• [WORK INSTRUCTIONS]:
All lines in the data below carrying the string "screenshot" are to be located and copied.
----------------------------------------
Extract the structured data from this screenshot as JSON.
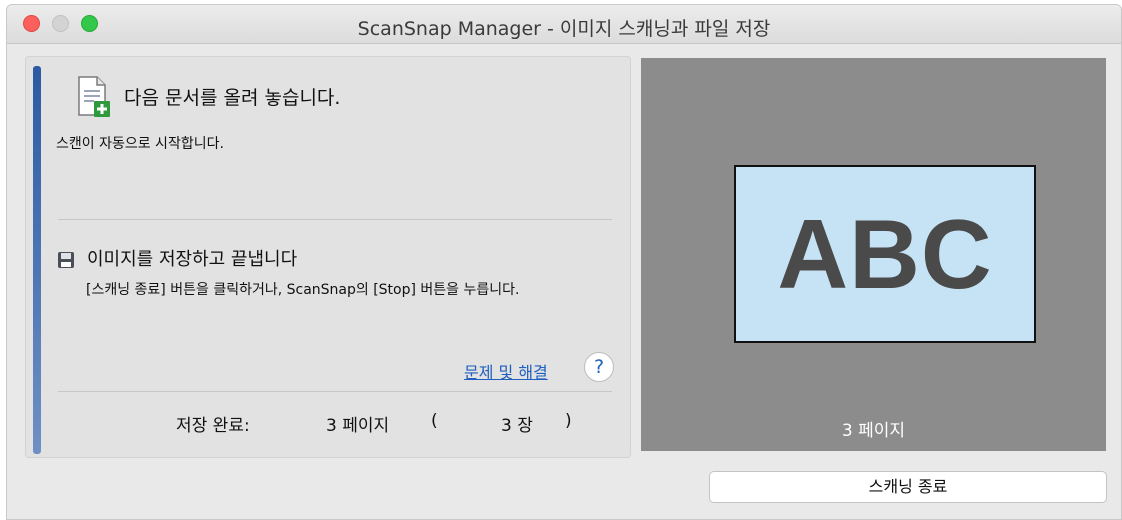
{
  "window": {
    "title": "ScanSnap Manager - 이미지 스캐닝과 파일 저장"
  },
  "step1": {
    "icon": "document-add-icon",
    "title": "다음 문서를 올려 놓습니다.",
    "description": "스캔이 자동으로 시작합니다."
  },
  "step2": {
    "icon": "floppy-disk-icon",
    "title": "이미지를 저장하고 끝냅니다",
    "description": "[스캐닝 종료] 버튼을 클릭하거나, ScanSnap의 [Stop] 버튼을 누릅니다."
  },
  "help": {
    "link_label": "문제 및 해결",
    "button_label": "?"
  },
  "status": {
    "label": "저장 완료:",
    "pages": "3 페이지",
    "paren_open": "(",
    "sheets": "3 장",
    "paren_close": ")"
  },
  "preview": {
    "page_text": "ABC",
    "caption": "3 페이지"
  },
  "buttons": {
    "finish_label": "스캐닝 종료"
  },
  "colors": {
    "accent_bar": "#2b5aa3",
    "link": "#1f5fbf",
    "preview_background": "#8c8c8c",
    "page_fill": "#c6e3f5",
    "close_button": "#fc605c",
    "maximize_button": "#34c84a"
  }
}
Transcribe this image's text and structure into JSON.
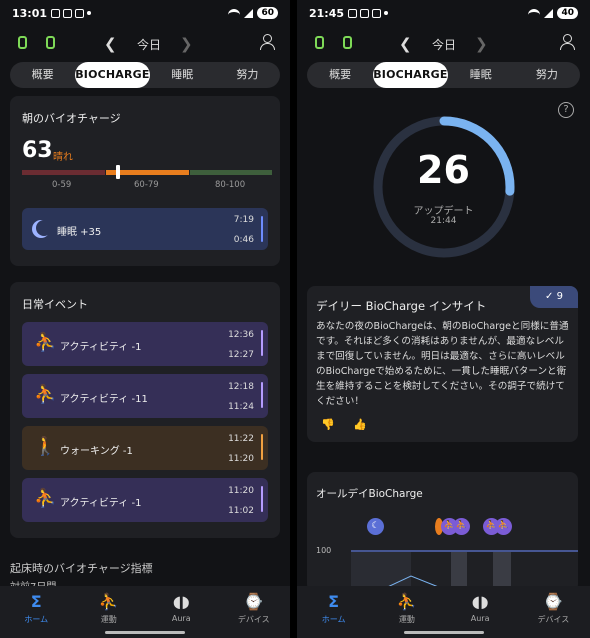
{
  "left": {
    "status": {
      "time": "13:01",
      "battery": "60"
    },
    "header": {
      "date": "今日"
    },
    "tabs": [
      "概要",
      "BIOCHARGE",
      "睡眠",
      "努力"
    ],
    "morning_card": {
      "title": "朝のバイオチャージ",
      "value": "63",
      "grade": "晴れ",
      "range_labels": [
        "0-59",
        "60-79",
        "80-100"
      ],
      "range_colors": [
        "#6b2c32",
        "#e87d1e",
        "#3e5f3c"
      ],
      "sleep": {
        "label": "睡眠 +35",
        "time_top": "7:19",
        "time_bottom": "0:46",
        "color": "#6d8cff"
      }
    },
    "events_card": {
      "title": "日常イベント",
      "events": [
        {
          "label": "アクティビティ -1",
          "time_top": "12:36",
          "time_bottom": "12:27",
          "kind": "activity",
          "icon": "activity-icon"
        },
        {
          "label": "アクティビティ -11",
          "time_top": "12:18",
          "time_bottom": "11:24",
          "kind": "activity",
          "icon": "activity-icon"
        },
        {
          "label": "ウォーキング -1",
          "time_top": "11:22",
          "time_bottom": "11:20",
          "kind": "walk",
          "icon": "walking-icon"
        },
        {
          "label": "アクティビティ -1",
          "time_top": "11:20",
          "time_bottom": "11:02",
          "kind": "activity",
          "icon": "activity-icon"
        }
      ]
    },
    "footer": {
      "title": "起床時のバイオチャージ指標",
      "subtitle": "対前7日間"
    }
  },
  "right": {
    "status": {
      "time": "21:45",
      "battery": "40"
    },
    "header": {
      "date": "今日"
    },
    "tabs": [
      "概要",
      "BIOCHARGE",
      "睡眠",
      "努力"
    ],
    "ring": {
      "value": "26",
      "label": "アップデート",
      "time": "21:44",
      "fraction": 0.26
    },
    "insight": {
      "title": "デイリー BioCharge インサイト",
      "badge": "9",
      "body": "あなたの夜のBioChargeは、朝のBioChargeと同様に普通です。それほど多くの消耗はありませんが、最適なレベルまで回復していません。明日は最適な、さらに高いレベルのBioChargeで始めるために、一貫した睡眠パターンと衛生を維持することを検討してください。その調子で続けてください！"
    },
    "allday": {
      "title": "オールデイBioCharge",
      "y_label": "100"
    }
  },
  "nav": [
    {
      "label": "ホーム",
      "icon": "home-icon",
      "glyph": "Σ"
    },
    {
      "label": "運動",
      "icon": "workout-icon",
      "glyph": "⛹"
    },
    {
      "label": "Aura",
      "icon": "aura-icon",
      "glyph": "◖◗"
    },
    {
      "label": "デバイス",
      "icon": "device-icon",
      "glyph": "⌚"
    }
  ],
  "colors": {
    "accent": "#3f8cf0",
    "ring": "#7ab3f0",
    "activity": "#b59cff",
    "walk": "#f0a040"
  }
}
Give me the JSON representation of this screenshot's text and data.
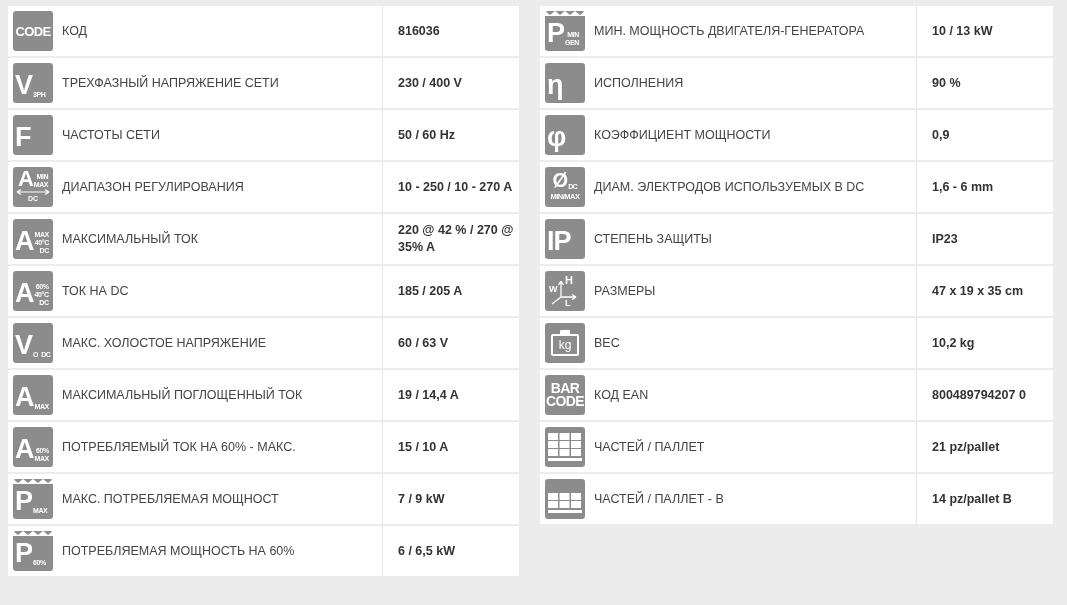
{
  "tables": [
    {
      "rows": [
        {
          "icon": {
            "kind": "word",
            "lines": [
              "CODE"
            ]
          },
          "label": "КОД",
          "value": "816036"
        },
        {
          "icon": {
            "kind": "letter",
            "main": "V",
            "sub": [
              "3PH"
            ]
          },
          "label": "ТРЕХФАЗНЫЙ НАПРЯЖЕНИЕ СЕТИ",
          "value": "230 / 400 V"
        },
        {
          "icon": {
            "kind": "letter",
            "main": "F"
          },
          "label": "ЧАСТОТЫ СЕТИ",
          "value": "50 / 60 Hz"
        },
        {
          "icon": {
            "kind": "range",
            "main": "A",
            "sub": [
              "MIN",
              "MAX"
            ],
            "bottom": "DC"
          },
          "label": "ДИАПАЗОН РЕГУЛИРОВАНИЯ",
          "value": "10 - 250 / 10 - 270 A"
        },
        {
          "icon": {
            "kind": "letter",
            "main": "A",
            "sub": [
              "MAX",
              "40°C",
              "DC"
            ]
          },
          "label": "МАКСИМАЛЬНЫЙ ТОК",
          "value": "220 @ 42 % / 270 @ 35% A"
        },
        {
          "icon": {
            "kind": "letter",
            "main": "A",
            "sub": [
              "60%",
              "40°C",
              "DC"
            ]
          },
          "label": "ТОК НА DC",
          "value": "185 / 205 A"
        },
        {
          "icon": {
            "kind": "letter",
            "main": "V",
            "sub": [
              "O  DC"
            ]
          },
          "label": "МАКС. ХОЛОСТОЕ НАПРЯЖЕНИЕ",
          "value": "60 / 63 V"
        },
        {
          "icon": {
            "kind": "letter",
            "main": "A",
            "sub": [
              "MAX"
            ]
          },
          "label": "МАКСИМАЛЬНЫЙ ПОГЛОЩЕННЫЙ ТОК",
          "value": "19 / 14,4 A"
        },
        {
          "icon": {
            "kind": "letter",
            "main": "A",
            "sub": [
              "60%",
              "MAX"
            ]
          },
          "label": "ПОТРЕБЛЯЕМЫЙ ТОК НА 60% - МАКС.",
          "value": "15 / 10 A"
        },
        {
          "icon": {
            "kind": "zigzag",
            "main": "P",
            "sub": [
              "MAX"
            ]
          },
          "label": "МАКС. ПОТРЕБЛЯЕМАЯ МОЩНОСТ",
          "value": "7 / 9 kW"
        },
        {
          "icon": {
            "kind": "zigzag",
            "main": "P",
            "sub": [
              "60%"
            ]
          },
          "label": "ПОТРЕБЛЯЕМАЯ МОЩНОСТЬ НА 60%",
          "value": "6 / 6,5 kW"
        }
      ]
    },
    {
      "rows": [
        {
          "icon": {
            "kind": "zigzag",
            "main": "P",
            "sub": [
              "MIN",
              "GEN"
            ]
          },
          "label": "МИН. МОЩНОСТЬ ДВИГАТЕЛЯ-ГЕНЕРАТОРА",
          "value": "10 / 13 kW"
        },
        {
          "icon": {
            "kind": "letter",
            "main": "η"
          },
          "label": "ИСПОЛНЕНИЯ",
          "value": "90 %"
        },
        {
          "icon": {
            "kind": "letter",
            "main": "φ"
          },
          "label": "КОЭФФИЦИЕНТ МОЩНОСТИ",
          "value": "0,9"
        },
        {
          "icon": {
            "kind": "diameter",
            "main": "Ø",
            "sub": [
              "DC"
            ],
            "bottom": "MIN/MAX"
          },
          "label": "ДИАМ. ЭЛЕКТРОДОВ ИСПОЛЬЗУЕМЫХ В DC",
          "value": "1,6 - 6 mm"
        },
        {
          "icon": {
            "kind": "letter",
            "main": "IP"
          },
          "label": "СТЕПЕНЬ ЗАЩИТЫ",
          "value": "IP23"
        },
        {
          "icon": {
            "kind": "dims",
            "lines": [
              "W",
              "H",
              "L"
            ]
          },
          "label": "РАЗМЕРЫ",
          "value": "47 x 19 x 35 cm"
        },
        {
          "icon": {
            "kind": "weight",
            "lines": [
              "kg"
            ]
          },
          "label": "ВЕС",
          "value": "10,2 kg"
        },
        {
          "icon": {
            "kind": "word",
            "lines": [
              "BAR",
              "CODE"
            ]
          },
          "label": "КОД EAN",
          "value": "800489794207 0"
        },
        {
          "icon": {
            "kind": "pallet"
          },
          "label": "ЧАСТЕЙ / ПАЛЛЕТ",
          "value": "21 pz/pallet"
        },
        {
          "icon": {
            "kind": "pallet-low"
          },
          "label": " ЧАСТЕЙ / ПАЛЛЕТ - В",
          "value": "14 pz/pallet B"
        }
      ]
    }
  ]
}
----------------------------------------
• [WORKED SOLUTION]:
Extract the structured data from this screenshot as JSON.
Give me the JSON representation of this screenshot's text and data.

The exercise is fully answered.